[Start of section]

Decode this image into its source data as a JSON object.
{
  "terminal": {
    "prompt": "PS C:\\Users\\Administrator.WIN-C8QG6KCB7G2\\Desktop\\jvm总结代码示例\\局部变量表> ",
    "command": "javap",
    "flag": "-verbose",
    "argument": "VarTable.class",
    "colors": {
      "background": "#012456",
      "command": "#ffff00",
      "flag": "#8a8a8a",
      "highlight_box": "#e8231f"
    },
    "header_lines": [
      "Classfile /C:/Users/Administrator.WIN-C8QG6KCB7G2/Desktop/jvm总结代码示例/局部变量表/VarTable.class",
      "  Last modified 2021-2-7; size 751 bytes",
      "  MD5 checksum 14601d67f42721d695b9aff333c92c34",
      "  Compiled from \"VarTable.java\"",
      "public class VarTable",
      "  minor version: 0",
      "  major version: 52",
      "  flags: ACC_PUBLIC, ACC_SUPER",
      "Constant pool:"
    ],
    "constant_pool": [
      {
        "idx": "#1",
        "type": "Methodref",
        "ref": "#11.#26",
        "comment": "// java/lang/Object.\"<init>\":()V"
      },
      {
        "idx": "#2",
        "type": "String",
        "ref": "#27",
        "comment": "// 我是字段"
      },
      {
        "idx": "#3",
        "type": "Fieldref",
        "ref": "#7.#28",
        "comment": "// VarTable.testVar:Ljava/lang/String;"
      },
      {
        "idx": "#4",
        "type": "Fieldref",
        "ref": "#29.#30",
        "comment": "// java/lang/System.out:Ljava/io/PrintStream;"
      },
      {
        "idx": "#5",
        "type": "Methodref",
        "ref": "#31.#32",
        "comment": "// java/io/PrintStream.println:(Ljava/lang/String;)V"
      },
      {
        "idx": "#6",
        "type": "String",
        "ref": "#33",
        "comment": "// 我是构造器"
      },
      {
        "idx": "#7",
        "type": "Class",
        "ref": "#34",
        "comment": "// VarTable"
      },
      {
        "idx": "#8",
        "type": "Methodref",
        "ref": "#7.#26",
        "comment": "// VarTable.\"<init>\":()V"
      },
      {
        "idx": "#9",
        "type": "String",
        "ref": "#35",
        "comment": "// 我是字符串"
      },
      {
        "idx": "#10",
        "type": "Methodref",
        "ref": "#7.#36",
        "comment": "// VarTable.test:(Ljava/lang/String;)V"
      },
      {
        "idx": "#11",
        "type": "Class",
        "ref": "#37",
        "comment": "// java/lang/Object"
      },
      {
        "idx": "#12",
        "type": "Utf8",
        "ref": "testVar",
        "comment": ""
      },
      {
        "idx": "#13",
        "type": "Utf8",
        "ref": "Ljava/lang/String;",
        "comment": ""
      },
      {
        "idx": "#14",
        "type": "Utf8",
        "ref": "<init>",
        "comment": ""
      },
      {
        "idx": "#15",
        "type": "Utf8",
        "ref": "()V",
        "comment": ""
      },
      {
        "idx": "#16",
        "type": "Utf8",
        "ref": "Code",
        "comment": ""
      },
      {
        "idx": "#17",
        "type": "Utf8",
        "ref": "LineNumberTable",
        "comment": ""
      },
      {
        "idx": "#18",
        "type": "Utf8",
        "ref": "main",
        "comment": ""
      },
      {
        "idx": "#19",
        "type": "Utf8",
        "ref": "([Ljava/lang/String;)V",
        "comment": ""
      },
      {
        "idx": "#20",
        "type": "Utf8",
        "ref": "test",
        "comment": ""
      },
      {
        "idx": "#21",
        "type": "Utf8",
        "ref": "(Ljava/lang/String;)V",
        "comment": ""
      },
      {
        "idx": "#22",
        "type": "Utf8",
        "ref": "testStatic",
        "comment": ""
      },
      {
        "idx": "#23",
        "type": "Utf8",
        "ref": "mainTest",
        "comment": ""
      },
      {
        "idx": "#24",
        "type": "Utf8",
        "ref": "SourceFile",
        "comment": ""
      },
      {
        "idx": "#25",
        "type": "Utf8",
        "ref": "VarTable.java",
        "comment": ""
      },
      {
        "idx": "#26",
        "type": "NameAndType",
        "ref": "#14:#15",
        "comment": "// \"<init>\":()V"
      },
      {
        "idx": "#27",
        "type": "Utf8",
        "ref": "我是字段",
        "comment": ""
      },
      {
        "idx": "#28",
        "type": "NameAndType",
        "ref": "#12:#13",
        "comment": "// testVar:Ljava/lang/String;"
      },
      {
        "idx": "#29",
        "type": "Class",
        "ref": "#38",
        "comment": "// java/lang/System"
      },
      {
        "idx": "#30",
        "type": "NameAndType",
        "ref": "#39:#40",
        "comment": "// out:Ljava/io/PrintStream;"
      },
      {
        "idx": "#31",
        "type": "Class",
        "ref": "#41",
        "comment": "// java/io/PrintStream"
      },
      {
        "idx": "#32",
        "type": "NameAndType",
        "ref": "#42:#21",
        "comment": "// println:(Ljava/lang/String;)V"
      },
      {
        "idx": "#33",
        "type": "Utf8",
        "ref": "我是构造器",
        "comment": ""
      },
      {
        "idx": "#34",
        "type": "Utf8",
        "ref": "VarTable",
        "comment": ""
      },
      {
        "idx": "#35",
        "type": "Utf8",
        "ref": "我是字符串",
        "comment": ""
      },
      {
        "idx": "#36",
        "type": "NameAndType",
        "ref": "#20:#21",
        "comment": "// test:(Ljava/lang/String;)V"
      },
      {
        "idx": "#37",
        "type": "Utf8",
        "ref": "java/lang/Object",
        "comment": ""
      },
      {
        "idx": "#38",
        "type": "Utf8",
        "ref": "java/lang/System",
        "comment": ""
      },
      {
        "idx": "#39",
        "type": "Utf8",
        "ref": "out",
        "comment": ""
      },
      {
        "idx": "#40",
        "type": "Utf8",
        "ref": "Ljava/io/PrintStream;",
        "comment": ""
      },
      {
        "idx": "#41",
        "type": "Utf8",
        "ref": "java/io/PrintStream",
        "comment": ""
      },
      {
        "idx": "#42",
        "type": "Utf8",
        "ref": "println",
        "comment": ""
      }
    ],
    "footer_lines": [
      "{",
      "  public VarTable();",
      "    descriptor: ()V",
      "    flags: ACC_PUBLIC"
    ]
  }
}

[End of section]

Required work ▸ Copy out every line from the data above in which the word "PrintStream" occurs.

Answer section ▸
        "comment": "// java/lang/System.out:Ljava/io/PrintStream;"
        "comment": "// java/io/PrintStream.println:(Ljava/lang/String;)V"
        "comment": "// out:Ljava/io/PrintStream;"
        "comment": "// java/io/PrintStream"
        "ref": "Ljava/io/PrintStream;",
        "ref": "java/io/PrintStream",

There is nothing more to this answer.